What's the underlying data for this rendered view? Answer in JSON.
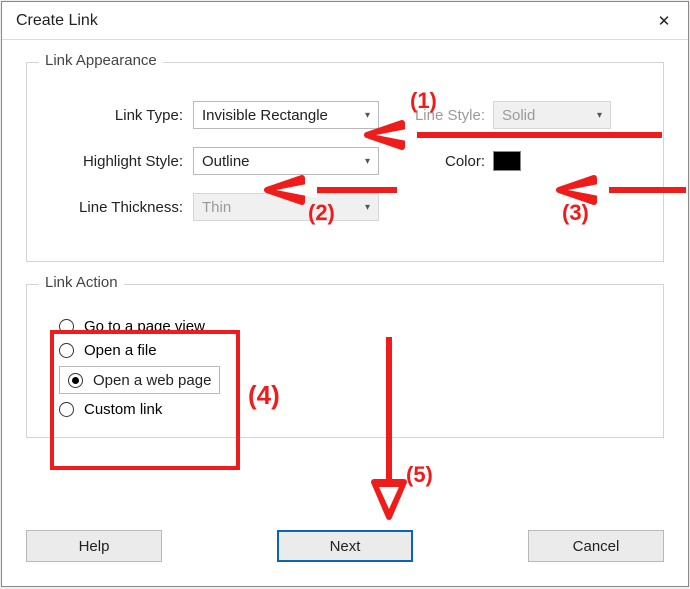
{
  "window": {
    "title": "Create Link",
    "close_glyph": "✕"
  },
  "groups": {
    "appearance_legend": "Link Appearance",
    "action_legend": "Link Action"
  },
  "fields": {
    "link_type_label": "Link Type:",
    "link_type_value": "Invisible Rectangle",
    "line_style_label": "Line Style:",
    "line_style_value": "Solid",
    "highlight_label": "Highlight Style:",
    "highlight_value": "Outline",
    "color_label": "Color:",
    "thickness_label": "Line Thickness:",
    "thickness_value": "Thin",
    "color_hex": "#000000",
    "chevron": "▾"
  },
  "radios": {
    "opt1": "Go to a page view",
    "opt2": "Open a file",
    "opt3": "Open a web page",
    "opt4": "Custom link",
    "selected": "opt3"
  },
  "buttons": {
    "help": "Help",
    "next": "Next",
    "cancel": "Cancel"
  },
  "annotations": {
    "a1": "(1)",
    "a2": "(2)",
    "a3": "(3)",
    "a4": "(4)",
    "a5": "(5)"
  }
}
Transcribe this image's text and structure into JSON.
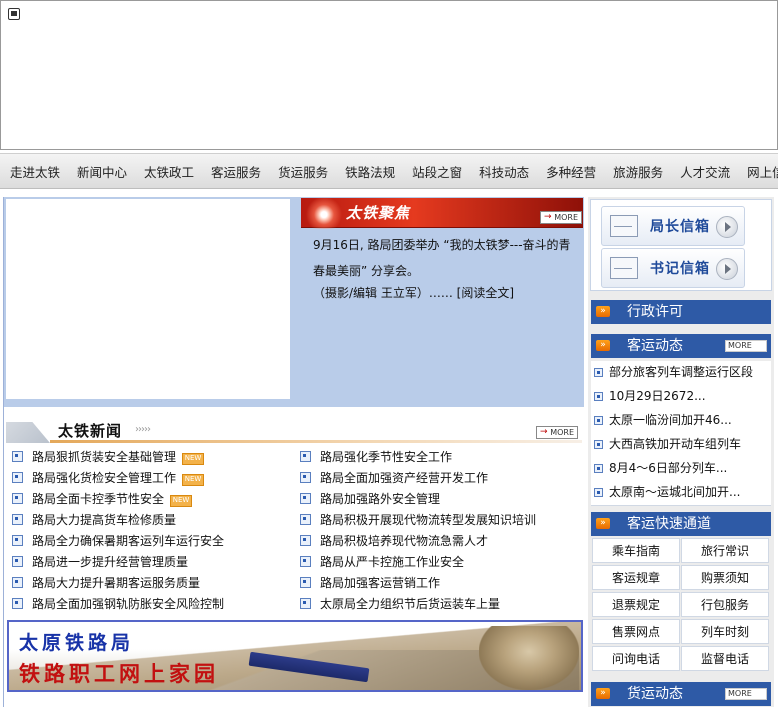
{
  "nav": [
    "走进太铁",
    "新闻中心",
    "太铁政工",
    "客运服务",
    "货运服务",
    "铁路法规",
    "站段之窗",
    "科技动态",
    "多种经营",
    "旅游服务",
    "人才交流",
    "网上信访"
  ],
  "focus": {
    "title": "太铁聚焦",
    "more": "MORE",
    "text": "9月16日, 路局团委举办 “我的太铁梦---奋斗的青春最美丽” 分享会。",
    "credit": "（摄影/编辑  王立军）…… [阅读全文]"
  },
  "news": {
    "title": "太铁新闻",
    "deco": "›››››",
    "more": "MORE",
    "new_tag": "NEW",
    "left": [
      {
        "text": "路局狠抓货装安全基础管理",
        "isnew": true
      },
      {
        "text": "路局强化货检安全管理工作",
        "isnew": true
      },
      {
        "text": "路局全面卡控季节性安全",
        "isnew": true
      },
      {
        "text": "路局大力提高货车检修质量",
        "isnew": false
      },
      {
        "text": "路局全力确保暑期客运列车运行安全",
        "isnew": false
      },
      {
        "text": "路局进一步提升经营管理质量",
        "isnew": false
      },
      {
        "text": "路局大力提升暑期客运服务质量",
        "isnew": false
      },
      {
        "text": "路局全面加强钢轨防胀安全风险控制",
        "isnew": false
      }
    ],
    "right": [
      {
        "text": "路局强化季节性安全工作"
      },
      {
        "text": "路局全面加强资产经营开发工作"
      },
      {
        "text": "路局加强路外安全管理"
      },
      {
        "text": "路局积极开展现代物流转型发展知识培训"
      },
      {
        "text": "路局积极培养现代物流急需人才"
      },
      {
        "text": "路局从严卡控施工作业安全"
      },
      {
        "text": "路局加强客运营销工作"
      },
      {
        "text": "太原局全力组织节后货运装车上量"
      }
    ]
  },
  "banner": {
    "line1": "太原铁路局",
    "line2": "铁路职工网上家园"
  },
  "mail": [
    "局长信箱",
    "书记信箱"
  ],
  "sidebar": {
    "admin": "行政许可",
    "passenger_news": {
      "title": "客运动态",
      "more": "MORE",
      "items": [
        "部分旅客列车调整运行区段",
        "10月29日2672...",
        "太原一临汾间加开46...",
        "大西高铁加开动车组列车",
        "8月4～6日部分列车...",
        "太原南～运城北间加开..."
      ]
    },
    "quick": {
      "title": "客运快速通道",
      "cells": [
        "乘车指南",
        "旅行常识",
        "客运规章",
        "购票须知",
        "退票规定",
        "行包服务",
        "售票网点",
        "列车时刻",
        "问询电话",
        "监督电话"
      ]
    },
    "freight": {
      "title": "货运动态",
      "more": "MORE"
    }
  },
  "icon_symbol": "»"
}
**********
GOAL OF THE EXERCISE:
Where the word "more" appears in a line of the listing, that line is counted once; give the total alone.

TASK RESPONSE:
4